Blog Post

Five Tips to Help Your Family Eat Healthier

March 15, 2022

Whitney Kitchell MS, RDN, LD, Freeman Clinical Nutrition Manager
Eating a more nutritious diet can be challenging but even more so when you have a family with preferences all their own. 

Here are five ideas to make healthier eating a family activity: 

  1. Eat more meals at the table as a family. I get it – we are busy, and it is hard to carve out time for meals together. But the benefits of eating together can be huge, from improved self-esteem to increased vocabulary. Sitting down for a meal together helps limit distractions during eating, which can increase awareness of hunger and fullness cues. Mealtime is also a great chance for you to demonstrate the healthy eating habits you desire for your family.  
  2. Try cooking meals together. Older children can help cook and chop ingredients. Younger kids can measure ingredients, toss salads or stir sauces. 
  3. Let the kids plan the meal by issuing a Healthy Plate challenge. To successfully complete the challenge, pick a protein, vegetable, fruit and whole grain. Issue bonus points for creativity and experimentation. Challenge your family to try veggies they haven't liked in the past served in a different way. For example, cooked broccoli and fresh broccoli taste completely different. For more information on building a balanced meal, visit
  4. Try a grocery store scavenger hunt. For example, in the produce aisle ask them to find something purple. Then take that item home and cook it. 
  5. Start a garden this spring and enjoy the harvest this summer and fall. Picking out seeds or plants can be very exciting for kids and adults. If you have limited yard space, look for fruits or vegetables that grow well in containers. Another alternative to gardening is visiting the local farmer’s market.
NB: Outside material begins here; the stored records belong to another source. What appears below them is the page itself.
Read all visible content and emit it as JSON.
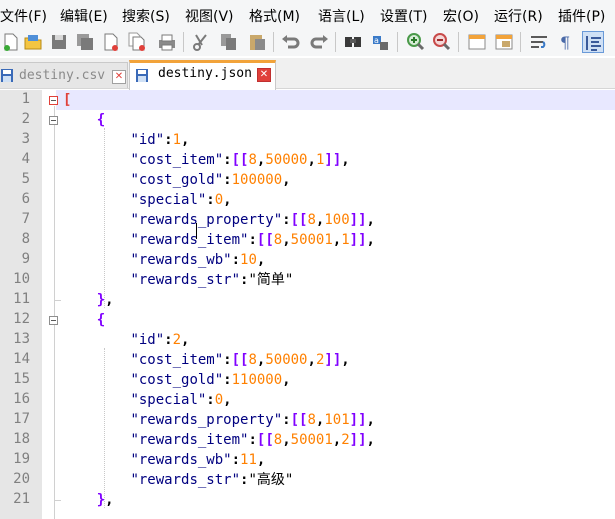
{
  "menu": [
    "文件(F)",
    "编辑(E)",
    "搜索(S)",
    "视图(V)",
    "格式(M)",
    "语言(L)",
    "设置(T)",
    "宏(O)",
    "运行(R)",
    "插件(P)"
  ],
  "toolbar_icons": [
    "new-file-icon",
    "open-file-icon",
    "save-icon",
    "save-all-icon",
    "close-icon",
    "close-all-icon",
    "print-icon",
    "cut-icon",
    "copy-icon",
    "paste-icon",
    "undo-icon",
    "redo-icon",
    "find-icon",
    "replace-icon",
    "zoom-in-icon",
    "zoom-out-icon",
    "sync-vertical-icon",
    "sync-horizontal-icon",
    "word-wrap-icon",
    "show-all-chars-icon",
    "indent-guide-icon"
  ],
  "tabs": [
    {
      "label": "destiny.csv",
      "active": false
    },
    {
      "label": "destiny.json",
      "active": true
    }
  ],
  "colors": {
    "accent": "#f2a33a",
    "keyword": "#000080",
    "number": "#ff8000",
    "bracket": "#8000ff",
    "fold_marker": "#e0403a"
  },
  "lines": [
    {
      "num": "1",
      "code": "["
    },
    {
      "num": "2",
      "code": "    {"
    },
    {
      "num": "3",
      "code": "        \"id\":1,"
    },
    {
      "num": "4",
      "code": "        \"cost_item\":[[8,50000,1]],"
    },
    {
      "num": "5",
      "code": "        \"cost_gold\":100000,"
    },
    {
      "num": "6",
      "code": "        \"special\":0,"
    },
    {
      "num": "7",
      "code": "        \"rewards_property\":[[8,100]],"
    },
    {
      "num": "8",
      "code": "        \"rewards_item\":[[8,50001,1]],"
    },
    {
      "num": "9",
      "code": "        \"rewards_wb\":10,"
    },
    {
      "num": "10",
      "code": "        \"rewards_str\":\"简单\""
    },
    {
      "num": "11",
      "code": "    },"
    },
    {
      "num": "12",
      "code": "    {"
    },
    {
      "num": "13",
      "code": "        \"id\":2,"
    },
    {
      "num": "14",
      "code": "        \"cost_item\":[[8,50000,2]],"
    },
    {
      "num": "15",
      "code": "        \"cost_gold\":110000,"
    },
    {
      "num": "16",
      "code": "        \"special\":0,"
    },
    {
      "num": "17",
      "code": "        \"rewards_property\":[[8,101]],"
    },
    {
      "num": "18",
      "code": "        \"rewards_item\":[[8,50001,2]],"
    },
    {
      "num": "19",
      "code": "        \"rewards_wb\":11,"
    },
    {
      "num": "20",
      "code": "        \"rewards_str\":\"高级\""
    },
    {
      "num": "21",
      "code": "    },"
    }
  ]
}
Often these venues have family-centered activities and maybe a free piece of fruit! Getting kids involved at the ground-level will create investment in those fruits and vegetables and increase the chances that they will eat them. 
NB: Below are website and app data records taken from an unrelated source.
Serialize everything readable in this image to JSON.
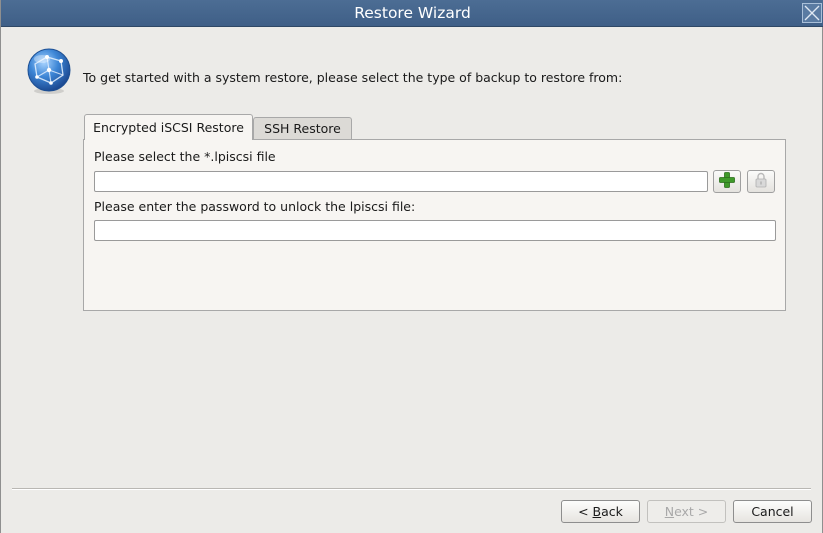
{
  "window": {
    "title": "Restore Wizard"
  },
  "intro_text": "To get started with a system restore, please select the type of backup to restore from:",
  "tabs": [
    {
      "label": "Encrypted iSCSI Restore",
      "active": true
    },
    {
      "label": "SSH Restore",
      "active": false
    }
  ],
  "form": {
    "file_label": "Please select the *.lpiscsi file",
    "file_value": "",
    "password_label": "Please enter the password to unlock the lpiscsi file:",
    "password_value": ""
  },
  "icons": {
    "add": "plus-icon",
    "lock": "lock-icon",
    "globe": "globe-icon",
    "close": "close-icon"
  },
  "buttons": {
    "back_prefix": "< ",
    "back_mnemonic": "B",
    "back_rest": "ack",
    "next_prefix": "",
    "next_mnemonic": "N",
    "next_rest": "ext >",
    "cancel": "Cancel"
  },
  "colors": {
    "titlebar": "#4c6d94",
    "window_bg": "#ecebe8",
    "add_icon": "#3f9a2a"
  }
}
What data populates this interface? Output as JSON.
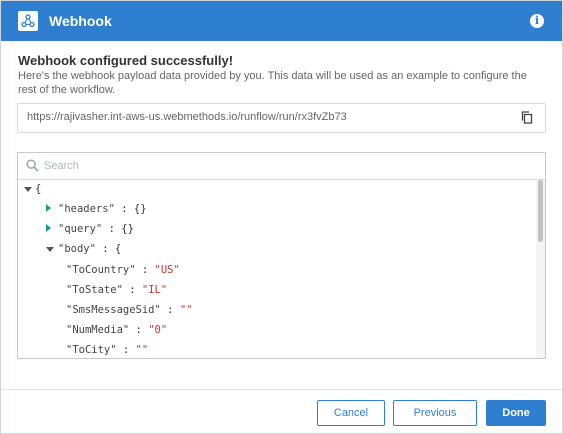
{
  "dialog": {
    "title": "Webhook",
    "success_message": "Webhook configured successfully!",
    "description": "Here's the webhook payload data provided by you. This data will be used as an example to configure the rest of the workflow.",
    "webhook_url": "https://rajivasher.int-aws-us.webmethods.io/runflow/run/rx3fvZb73"
  },
  "search": {
    "placeholder": "Search",
    "value": ""
  },
  "tree": {
    "root_open": "{",
    "headers": {
      "key": "\"headers\"",
      "colon": ":",
      "value": "{}"
    },
    "query": {
      "key": "\"query\"",
      "colon": ":",
      "value": "{}"
    },
    "body": {
      "key": "\"body\"",
      "colon": ":",
      "open": "{"
    },
    "fields": [
      {
        "key": "\"ToCountry\"",
        "value": "\"US\""
      },
      {
        "key": "\"ToState\"",
        "value": "\"IL\""
      },
      {
        "key": "\"SmsMessageSid\"",
        "value": "\"\""
      },
      {
        "key": "\"NumMedia\"",
        "value": "\"0\""
      },
      {
        "key": "\"ToCity\"",
        "value": "\"\""
      }
    ]
  },
  "buttons": {
    "cancel": "Cancel",
    "previous": "Previous",
    "done": "Done"
  },
  "colors": {
    "header_bg": "#2f7fd0",
    "accent": "#2f7fd0",
    "value_text": "#c0392b",
    "collapsed_toggle": "#1a9e8f"
  },
  "icons": {
    "logo": "webhook-icon",
    "info": "info-icon",
    "copy": "copy-icon",
    "search": "search-icon"
  }
}
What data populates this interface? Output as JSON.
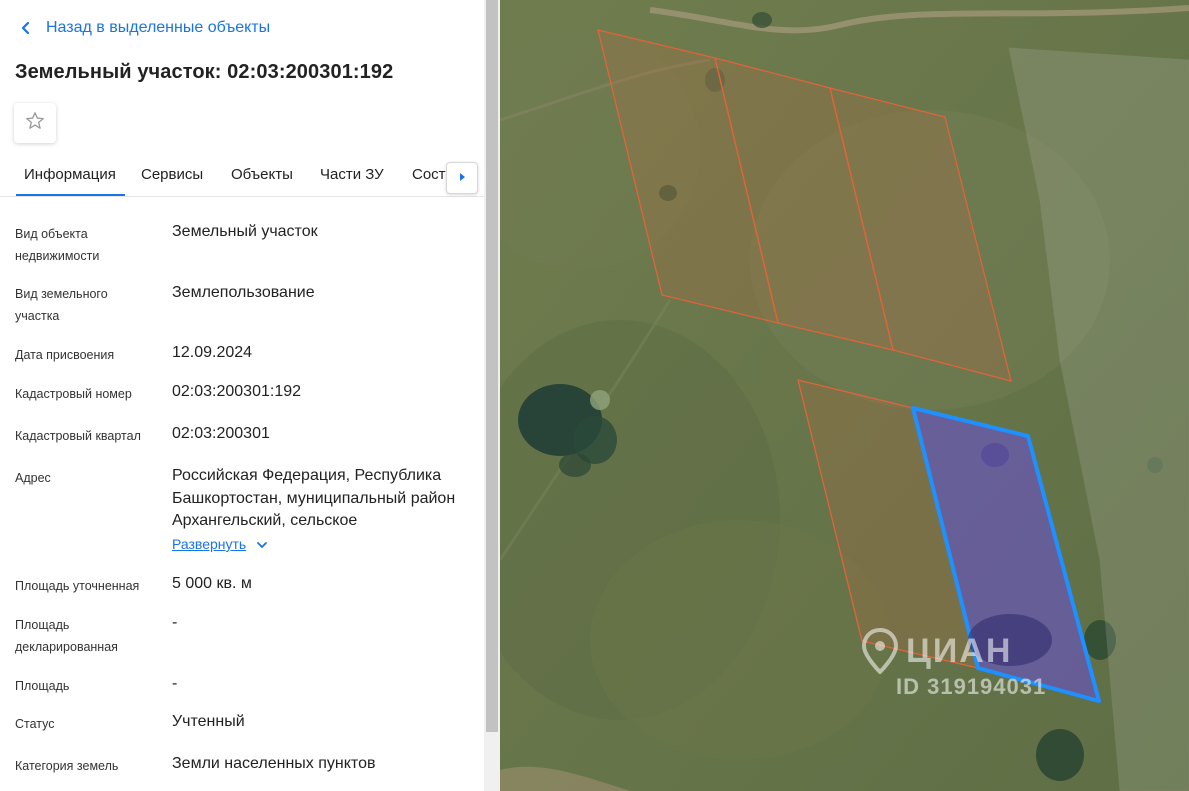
{
  "back_link": {
    "label": "Назад в выделенные объекты"
  },
  "object_title": "Земельный участок: 02:03:200301:192",
  "tabs": [
    {
      "label": "Информация",
      "active": true
    },
    {
      "label": "Сервисы"
    },
    {
      "label": "Объекты"
    },
    {
      "label": "Части ЗУ"
    },
    {
      "label": "Соста"
    }
  ],
  "info": {
    "object_type": {
      "label": "Вид объекта недвижимости",
      "value": "Земельный участок"
    },
    "land_type": {
      "label": "Вид земельного участка",
      "value": "Землепользование"
    },
    "assign_date": {
      "label": "Дата присвоения",
      "value": "12.09.2024"
    },
    "cadastral_number": {
      "label": "Кадастровый номер",
      "value": "02:03:200301:192"
    },
    "cadastral_quarter": {
      "label": "Кадастровый квартал",
      "value": "02:03:200301"
    },
    "address": {
      "label": "Адрес",
      "value": "Российская Федерация, Республика Башкортостан, муниципальный район Архангельский, сельское",
      "expand_label": "Развернуть"
    },
    "area_refined": {
      "label": "Площадь уточненная",
      "value": "5 000 кв. м"
    },
    "area_declared": {
      "label": "Площадь декларированная",
      "value": "-"
    },
    "area": {
      "label": "Площадь",
      "value": "-"
    },
    "status": {
      "label": "Статус",
      "value": "Учтенный"
    },
    "land_category": {
      "label": "Категория земель",
      "value": "Земли населенных пунктов"
    }
  },
  "map": {
    "watermark_brand": "ЦИАН",
    "watermark_id": "ID 319194031",
    "parcel_outline_color": "#e0643a",
    "selected_parcel_color": "#1e90ff",
    "selected_parcel_fill": "#6a4fd8"
  }
}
If your first attempts at these tips don’t succeed, no worries. Often picky eaters need several exposures to new foods before they may want to try something new. Pair new or previously rejected foods with friendly favorite sides or tasty sauces. This presentation helps the overall meal look less scary. 

Building healthy eating habits is a lifelong process. Don’t give up!